Assignment: From the entries below, please gather each line containing the string "document".

(Collected data)

((

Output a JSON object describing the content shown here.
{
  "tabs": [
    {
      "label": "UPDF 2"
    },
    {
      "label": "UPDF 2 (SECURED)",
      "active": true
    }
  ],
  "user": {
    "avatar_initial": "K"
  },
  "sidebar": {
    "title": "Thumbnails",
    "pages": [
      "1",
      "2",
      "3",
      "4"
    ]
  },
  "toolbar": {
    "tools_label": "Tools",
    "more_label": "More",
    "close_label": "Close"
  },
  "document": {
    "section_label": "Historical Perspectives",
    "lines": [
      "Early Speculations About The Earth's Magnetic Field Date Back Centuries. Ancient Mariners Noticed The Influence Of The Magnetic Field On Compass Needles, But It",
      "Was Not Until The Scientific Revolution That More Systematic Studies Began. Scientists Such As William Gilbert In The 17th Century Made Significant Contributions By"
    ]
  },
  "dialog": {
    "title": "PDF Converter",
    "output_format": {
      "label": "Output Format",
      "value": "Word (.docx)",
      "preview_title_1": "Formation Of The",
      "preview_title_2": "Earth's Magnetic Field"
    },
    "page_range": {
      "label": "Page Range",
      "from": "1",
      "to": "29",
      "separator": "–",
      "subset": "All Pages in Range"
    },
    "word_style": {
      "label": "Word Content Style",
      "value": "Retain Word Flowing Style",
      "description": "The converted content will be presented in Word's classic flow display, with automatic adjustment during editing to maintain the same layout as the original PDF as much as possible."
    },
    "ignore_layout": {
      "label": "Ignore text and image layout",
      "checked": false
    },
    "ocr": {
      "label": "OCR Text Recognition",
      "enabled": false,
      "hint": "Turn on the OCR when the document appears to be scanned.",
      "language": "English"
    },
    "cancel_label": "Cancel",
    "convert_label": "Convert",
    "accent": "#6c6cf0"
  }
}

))

Output of the task:
  "document": {
      "hint": "Turn on the OCR when the document appears to be scanned.",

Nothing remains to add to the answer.